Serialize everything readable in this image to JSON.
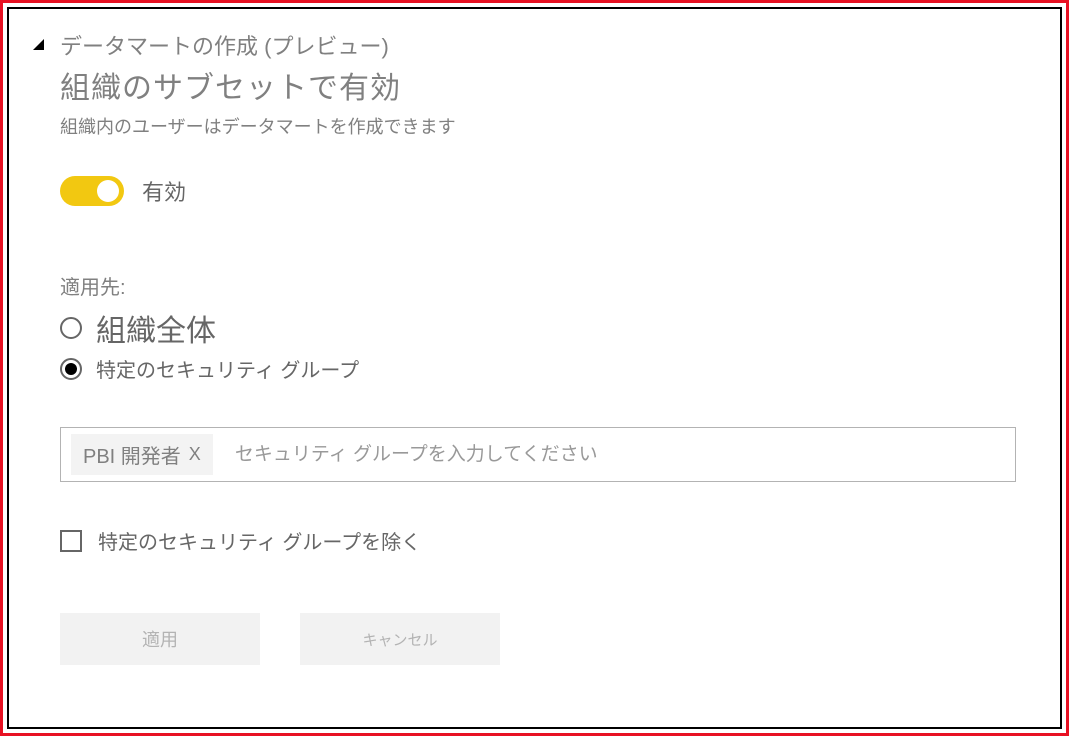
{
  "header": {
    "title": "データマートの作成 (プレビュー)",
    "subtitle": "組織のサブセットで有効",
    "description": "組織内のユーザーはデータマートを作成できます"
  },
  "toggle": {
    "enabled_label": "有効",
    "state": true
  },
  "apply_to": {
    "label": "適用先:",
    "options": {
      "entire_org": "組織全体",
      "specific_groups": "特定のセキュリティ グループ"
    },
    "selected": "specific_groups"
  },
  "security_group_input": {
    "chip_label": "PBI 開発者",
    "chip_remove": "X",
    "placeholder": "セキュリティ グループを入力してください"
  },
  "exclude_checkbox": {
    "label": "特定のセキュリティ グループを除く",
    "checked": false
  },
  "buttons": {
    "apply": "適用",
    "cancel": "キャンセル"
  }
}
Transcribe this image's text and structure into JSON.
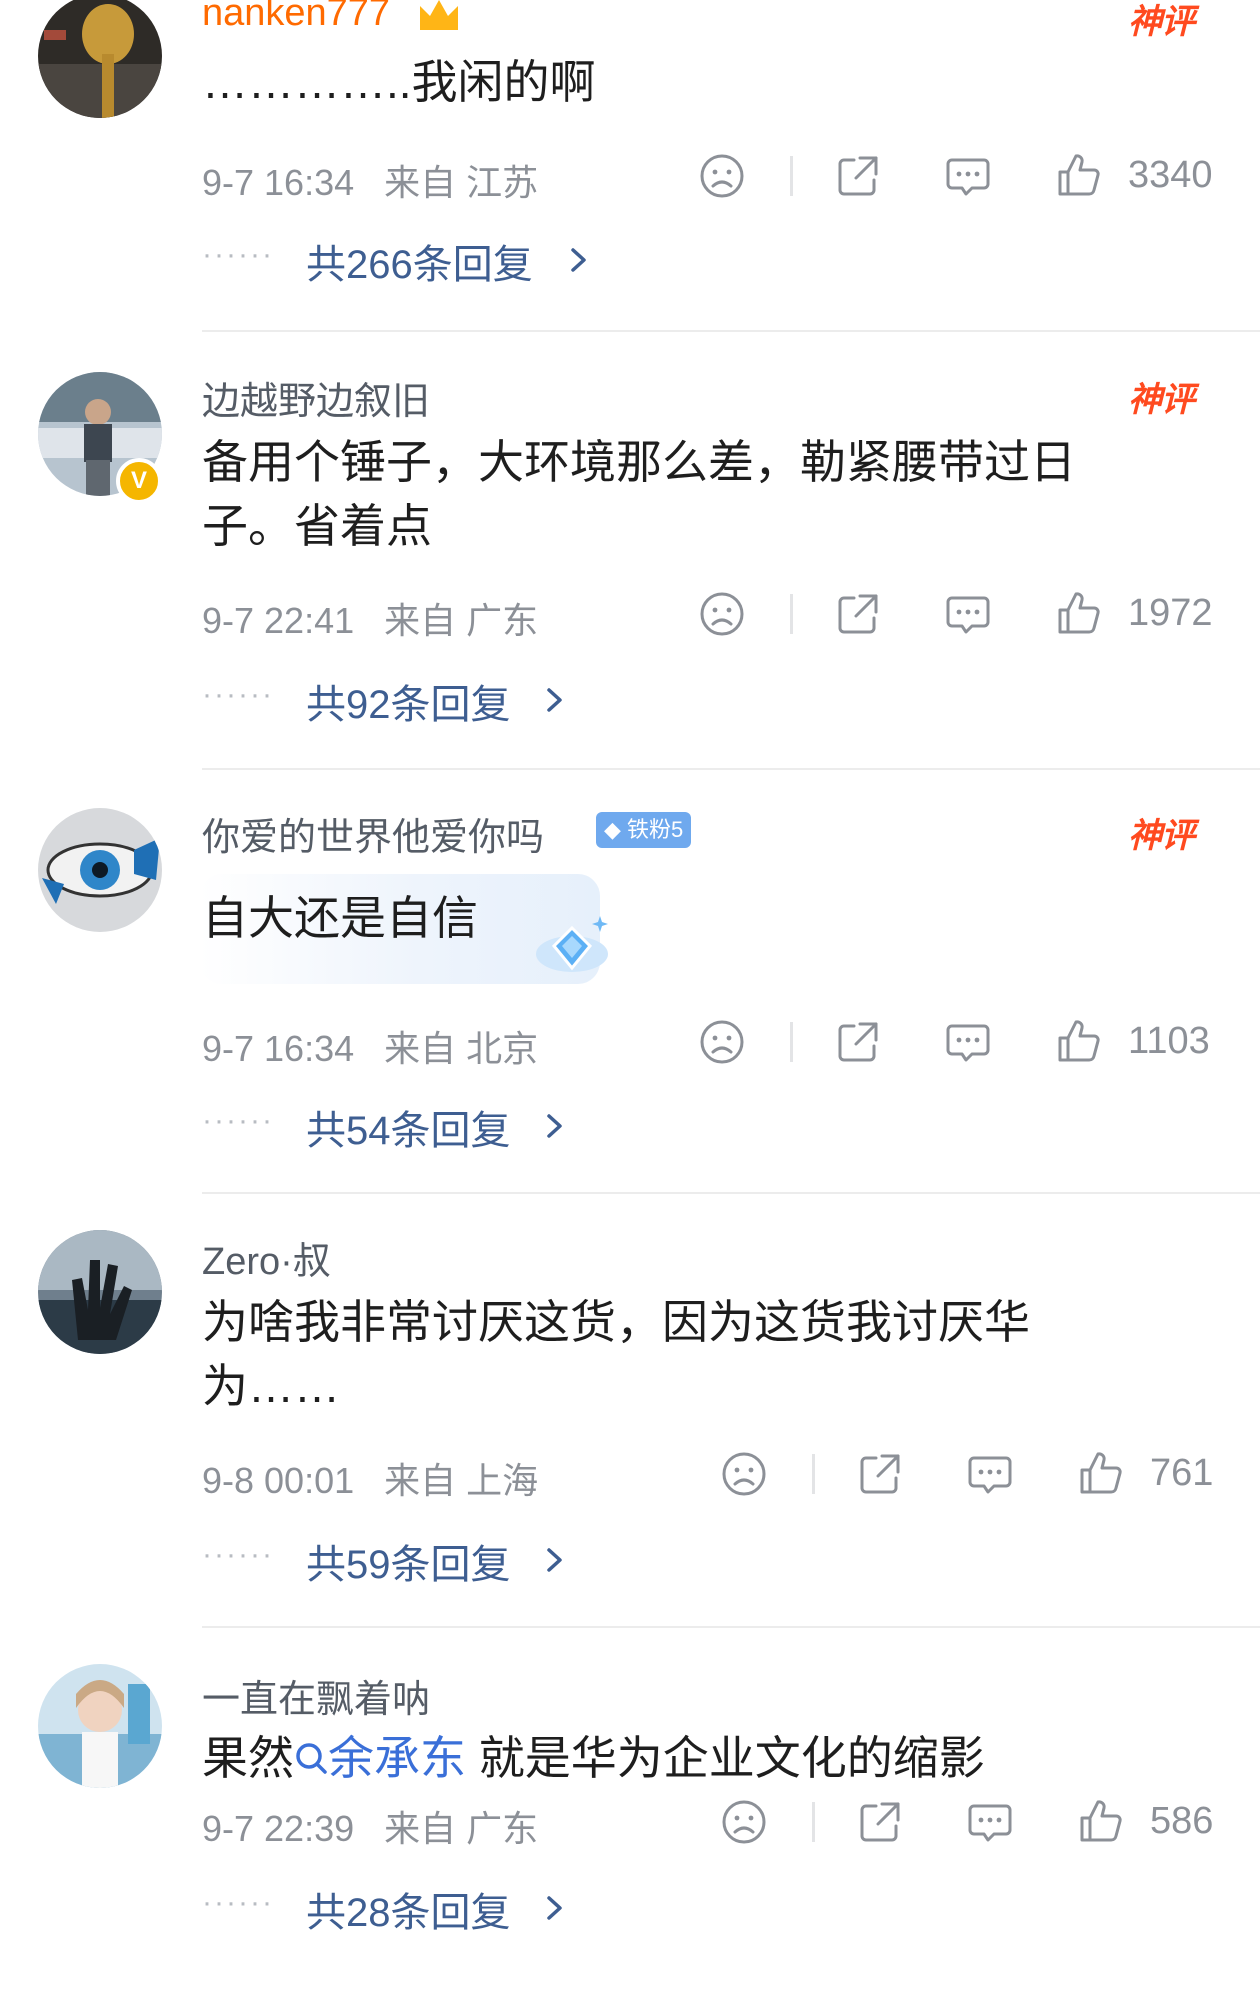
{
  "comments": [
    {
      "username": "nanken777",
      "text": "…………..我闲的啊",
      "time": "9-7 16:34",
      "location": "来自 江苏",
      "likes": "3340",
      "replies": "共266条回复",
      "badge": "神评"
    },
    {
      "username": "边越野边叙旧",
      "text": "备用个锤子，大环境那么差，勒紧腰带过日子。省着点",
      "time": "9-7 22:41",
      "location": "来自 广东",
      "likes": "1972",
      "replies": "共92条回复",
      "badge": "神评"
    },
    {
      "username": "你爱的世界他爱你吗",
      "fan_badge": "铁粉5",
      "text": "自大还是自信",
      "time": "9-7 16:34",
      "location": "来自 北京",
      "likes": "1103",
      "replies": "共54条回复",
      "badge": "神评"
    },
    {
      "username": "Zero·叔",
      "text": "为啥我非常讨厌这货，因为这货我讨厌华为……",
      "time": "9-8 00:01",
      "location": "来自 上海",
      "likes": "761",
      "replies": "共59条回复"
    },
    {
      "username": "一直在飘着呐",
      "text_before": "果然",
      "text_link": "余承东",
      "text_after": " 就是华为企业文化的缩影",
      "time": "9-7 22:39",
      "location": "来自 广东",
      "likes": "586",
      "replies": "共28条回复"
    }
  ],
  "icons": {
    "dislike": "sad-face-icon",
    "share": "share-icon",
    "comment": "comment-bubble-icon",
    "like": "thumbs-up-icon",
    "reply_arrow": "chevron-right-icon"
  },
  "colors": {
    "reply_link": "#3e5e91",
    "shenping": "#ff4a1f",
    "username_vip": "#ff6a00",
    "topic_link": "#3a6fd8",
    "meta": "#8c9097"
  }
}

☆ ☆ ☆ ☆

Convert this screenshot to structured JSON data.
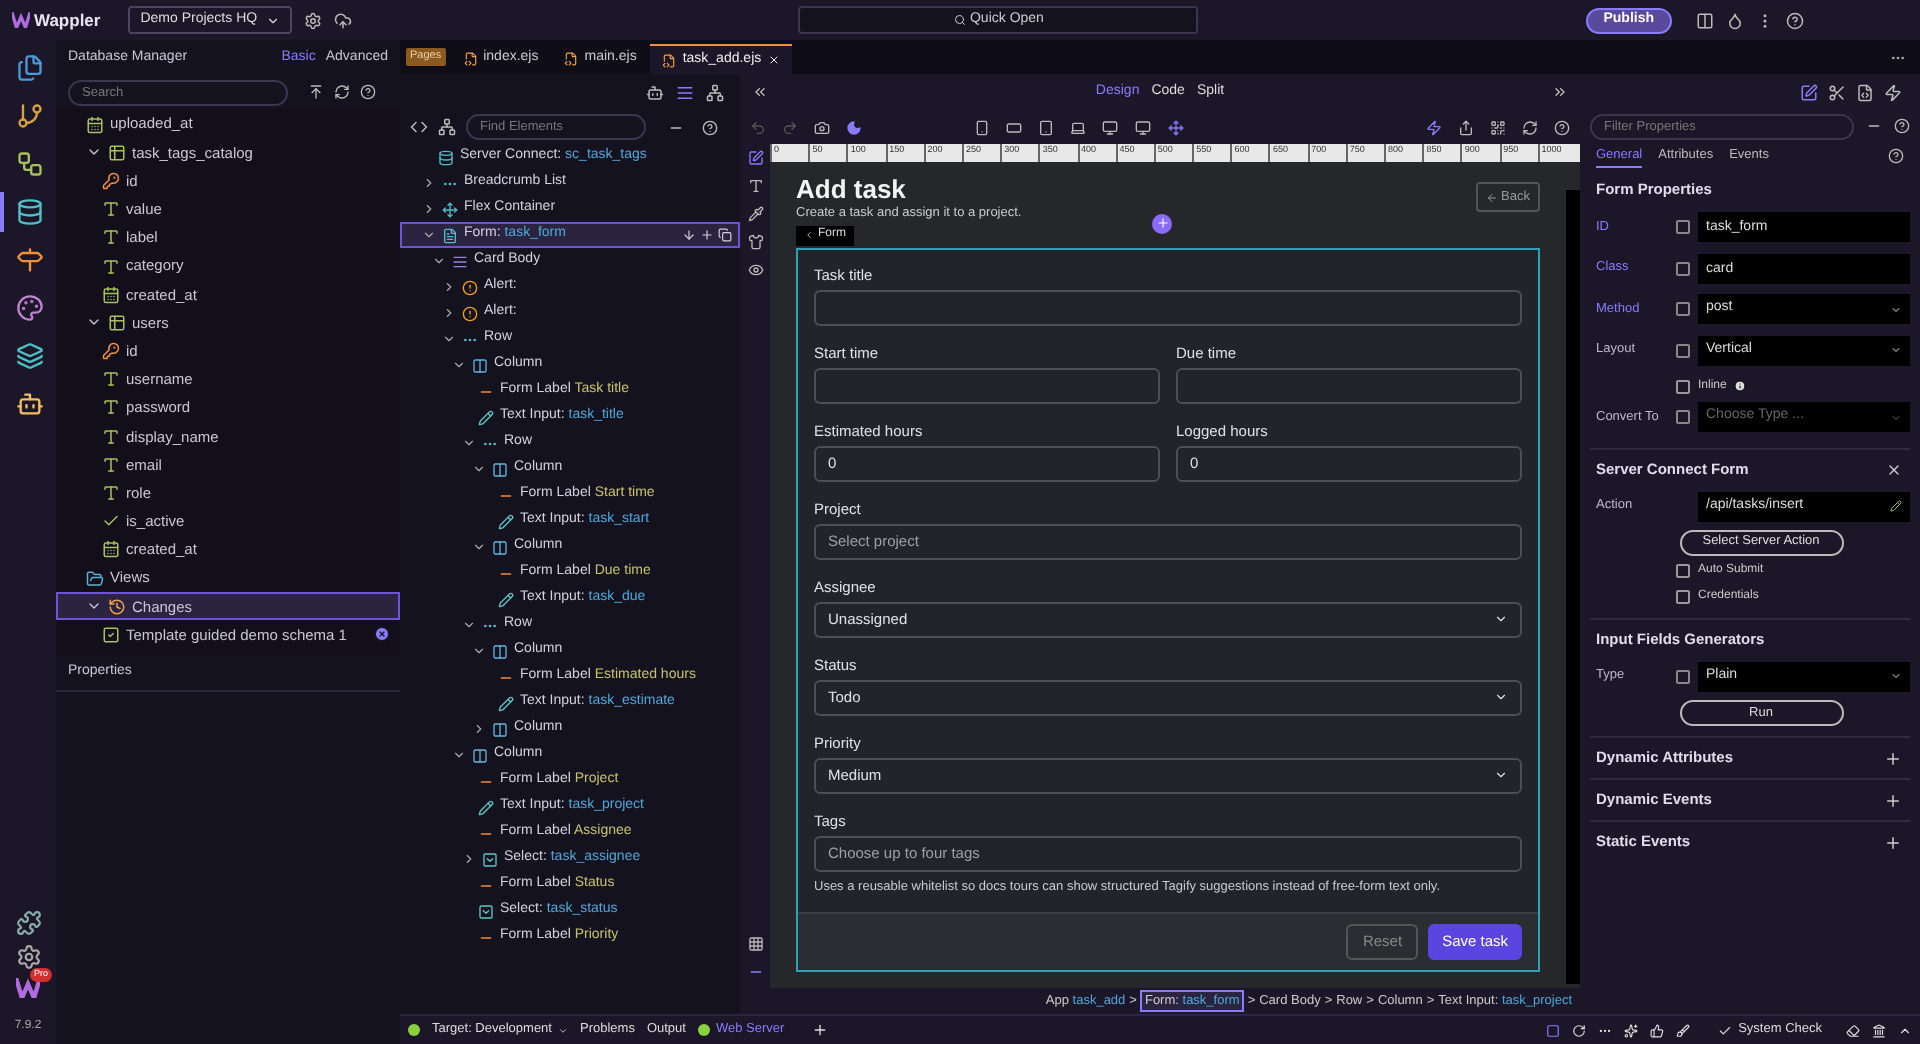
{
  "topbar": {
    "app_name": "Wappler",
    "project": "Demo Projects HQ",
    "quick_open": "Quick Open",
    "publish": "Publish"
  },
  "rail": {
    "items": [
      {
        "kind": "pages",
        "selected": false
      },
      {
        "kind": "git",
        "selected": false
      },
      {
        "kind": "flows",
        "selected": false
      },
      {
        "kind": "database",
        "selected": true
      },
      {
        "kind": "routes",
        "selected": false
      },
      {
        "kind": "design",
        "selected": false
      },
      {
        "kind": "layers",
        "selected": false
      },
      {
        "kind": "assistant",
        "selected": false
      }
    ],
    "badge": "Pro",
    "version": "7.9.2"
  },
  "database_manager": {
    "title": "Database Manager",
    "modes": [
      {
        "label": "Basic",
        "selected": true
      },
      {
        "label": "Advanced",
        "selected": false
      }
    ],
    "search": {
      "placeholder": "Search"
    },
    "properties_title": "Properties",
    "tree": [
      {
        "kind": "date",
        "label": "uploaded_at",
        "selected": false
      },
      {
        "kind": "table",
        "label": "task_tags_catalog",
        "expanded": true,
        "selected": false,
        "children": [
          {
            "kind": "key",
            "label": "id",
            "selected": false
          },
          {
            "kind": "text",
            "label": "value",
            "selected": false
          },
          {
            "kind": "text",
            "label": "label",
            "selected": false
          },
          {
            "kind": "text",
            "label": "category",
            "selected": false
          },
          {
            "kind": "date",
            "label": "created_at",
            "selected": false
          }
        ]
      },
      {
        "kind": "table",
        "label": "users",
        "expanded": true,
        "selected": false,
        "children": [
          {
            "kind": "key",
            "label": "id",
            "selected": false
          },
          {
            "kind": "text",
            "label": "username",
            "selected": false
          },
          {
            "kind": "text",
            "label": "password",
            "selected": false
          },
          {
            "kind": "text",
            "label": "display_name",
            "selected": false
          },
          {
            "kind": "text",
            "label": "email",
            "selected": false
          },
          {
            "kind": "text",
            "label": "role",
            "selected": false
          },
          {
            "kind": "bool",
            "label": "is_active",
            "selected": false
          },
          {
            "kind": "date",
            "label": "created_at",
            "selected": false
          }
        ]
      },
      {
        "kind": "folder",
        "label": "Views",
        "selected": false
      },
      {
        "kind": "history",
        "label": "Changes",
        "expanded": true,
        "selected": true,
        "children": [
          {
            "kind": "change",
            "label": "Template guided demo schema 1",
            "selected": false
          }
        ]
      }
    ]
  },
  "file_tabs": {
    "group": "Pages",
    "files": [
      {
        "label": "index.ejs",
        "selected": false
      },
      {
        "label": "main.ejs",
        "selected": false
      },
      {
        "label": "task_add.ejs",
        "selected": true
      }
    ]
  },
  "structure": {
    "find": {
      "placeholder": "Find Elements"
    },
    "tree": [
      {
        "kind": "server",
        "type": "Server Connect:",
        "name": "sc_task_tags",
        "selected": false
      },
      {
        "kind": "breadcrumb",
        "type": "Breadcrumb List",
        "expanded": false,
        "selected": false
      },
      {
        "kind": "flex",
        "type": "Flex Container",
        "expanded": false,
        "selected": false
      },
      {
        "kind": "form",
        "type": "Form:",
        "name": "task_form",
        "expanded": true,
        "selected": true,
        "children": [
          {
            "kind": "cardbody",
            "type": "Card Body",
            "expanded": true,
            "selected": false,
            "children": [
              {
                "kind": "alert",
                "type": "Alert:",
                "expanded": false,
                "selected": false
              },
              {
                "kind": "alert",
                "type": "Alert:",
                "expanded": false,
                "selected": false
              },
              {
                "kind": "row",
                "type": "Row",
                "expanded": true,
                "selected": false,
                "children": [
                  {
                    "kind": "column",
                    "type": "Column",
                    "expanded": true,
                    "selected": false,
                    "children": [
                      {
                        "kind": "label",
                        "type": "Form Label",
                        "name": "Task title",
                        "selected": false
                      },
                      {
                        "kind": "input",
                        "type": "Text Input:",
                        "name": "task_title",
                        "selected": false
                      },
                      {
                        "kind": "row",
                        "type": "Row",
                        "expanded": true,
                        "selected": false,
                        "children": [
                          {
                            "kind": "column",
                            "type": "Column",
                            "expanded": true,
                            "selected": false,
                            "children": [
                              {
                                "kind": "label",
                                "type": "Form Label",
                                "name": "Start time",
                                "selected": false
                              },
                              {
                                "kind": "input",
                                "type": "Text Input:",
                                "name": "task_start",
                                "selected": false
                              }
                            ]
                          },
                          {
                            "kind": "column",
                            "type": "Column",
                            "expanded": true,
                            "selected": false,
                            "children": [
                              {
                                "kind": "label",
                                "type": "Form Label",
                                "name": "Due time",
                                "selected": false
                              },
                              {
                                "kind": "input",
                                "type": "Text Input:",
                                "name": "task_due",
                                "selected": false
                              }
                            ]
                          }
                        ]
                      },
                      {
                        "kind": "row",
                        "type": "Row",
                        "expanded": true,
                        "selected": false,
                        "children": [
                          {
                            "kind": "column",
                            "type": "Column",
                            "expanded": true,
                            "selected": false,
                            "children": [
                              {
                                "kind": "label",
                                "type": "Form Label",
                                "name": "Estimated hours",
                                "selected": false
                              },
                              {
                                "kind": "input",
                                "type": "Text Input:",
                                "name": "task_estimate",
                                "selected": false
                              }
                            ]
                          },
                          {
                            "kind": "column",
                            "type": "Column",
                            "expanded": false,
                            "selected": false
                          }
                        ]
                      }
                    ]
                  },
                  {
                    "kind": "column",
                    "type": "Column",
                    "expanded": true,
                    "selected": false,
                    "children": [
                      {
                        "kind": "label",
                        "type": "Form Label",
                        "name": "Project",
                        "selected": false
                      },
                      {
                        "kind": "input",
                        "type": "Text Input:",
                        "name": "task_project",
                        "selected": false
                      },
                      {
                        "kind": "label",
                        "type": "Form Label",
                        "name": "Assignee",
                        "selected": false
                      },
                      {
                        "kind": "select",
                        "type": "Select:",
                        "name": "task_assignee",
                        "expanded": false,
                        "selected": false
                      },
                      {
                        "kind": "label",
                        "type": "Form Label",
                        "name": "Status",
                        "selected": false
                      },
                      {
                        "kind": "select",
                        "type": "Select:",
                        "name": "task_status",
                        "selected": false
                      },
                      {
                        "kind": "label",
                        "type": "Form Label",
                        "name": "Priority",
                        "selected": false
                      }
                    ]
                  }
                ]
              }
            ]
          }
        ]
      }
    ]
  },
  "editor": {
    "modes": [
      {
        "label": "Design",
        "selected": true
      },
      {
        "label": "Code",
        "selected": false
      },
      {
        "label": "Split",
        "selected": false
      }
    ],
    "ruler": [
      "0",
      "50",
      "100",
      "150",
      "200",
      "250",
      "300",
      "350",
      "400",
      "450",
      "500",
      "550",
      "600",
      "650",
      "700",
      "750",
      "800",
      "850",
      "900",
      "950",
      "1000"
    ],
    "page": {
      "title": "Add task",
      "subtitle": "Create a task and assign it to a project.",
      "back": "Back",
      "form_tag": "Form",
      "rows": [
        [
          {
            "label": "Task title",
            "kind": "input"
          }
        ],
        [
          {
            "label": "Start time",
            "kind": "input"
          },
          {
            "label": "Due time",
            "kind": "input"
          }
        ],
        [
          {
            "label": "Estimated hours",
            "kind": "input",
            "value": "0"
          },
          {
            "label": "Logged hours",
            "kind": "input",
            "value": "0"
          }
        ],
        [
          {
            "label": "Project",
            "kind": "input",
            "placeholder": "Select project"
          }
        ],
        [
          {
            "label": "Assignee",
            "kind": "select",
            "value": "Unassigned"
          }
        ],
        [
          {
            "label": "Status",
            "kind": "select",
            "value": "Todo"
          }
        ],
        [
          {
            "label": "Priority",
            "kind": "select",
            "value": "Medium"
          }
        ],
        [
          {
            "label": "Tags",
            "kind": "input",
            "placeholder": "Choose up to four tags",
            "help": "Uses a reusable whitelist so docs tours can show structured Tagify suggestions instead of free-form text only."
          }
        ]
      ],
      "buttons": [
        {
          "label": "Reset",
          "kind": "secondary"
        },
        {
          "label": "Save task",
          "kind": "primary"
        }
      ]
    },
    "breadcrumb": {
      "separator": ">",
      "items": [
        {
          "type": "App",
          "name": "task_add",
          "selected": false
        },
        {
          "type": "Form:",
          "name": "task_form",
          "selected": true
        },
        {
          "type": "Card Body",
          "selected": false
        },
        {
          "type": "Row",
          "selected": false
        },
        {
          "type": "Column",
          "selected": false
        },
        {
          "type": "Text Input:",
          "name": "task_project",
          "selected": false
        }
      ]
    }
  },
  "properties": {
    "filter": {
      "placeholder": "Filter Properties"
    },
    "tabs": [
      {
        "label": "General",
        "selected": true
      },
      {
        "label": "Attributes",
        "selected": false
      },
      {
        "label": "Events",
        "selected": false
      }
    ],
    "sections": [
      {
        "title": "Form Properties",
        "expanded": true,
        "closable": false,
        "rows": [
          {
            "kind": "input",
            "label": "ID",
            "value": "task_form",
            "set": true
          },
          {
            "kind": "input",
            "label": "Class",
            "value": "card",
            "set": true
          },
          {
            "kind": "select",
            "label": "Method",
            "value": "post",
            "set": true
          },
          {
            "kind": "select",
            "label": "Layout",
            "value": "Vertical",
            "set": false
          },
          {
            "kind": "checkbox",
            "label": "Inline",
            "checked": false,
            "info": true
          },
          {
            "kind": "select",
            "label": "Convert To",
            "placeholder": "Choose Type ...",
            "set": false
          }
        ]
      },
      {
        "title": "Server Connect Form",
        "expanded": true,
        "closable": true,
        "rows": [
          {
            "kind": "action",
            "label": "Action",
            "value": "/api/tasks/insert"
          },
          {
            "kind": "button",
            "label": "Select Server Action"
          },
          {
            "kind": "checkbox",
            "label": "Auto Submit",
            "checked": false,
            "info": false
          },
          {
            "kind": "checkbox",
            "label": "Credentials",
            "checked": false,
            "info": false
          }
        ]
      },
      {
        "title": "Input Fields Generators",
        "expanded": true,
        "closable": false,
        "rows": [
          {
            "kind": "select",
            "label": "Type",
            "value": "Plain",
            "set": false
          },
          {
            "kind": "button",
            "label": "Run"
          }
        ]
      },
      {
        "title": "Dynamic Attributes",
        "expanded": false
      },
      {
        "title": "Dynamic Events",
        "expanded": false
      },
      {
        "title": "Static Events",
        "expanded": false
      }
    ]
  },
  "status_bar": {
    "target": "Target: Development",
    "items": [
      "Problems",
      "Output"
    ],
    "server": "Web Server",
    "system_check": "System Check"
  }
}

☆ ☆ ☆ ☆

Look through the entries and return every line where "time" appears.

## Answer for the task
      "time": "9-7 16:34",
      "time": "9-7 22:41",
      "time": "9-7 16:34",
      "time": "9-8 00:01",
      "time": "9-7 22:39",
                                "name": "Start time",
                                "name": "Due time",
            "label": "Start time",
            "label": "Due time",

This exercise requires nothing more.